=== Begin Enclosure ===

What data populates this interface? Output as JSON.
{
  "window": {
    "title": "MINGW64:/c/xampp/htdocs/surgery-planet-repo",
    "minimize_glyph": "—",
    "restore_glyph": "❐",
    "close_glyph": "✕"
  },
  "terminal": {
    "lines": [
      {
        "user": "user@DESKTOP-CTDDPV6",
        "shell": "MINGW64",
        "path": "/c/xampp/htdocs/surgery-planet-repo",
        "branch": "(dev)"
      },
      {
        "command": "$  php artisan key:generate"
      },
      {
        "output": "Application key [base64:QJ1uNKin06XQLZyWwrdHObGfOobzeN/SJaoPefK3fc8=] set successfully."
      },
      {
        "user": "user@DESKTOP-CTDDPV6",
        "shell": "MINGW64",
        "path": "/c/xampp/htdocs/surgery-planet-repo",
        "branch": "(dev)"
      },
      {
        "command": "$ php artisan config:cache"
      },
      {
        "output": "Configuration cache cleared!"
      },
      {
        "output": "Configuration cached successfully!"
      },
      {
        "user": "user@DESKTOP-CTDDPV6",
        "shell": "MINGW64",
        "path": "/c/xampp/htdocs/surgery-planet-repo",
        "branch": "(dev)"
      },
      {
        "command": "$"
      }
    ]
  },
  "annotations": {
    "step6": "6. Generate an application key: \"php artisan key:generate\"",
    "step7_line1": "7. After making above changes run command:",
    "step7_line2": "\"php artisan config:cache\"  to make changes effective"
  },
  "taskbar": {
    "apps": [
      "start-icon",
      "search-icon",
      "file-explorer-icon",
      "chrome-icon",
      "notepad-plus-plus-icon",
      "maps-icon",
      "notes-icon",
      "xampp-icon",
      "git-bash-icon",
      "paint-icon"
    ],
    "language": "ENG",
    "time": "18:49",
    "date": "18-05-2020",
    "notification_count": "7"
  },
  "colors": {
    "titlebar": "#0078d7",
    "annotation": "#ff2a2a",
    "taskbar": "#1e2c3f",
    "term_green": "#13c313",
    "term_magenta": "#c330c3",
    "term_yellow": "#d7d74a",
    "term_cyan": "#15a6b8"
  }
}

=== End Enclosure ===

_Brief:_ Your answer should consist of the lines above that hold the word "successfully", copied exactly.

_Result:_
        "output": "Application key [base64:QJ1uNKin06XQLZyWwrdHObGfOobzeN/SJaoPefK3fc8=] set successfully."
        "output": "Configuration cached successfully!"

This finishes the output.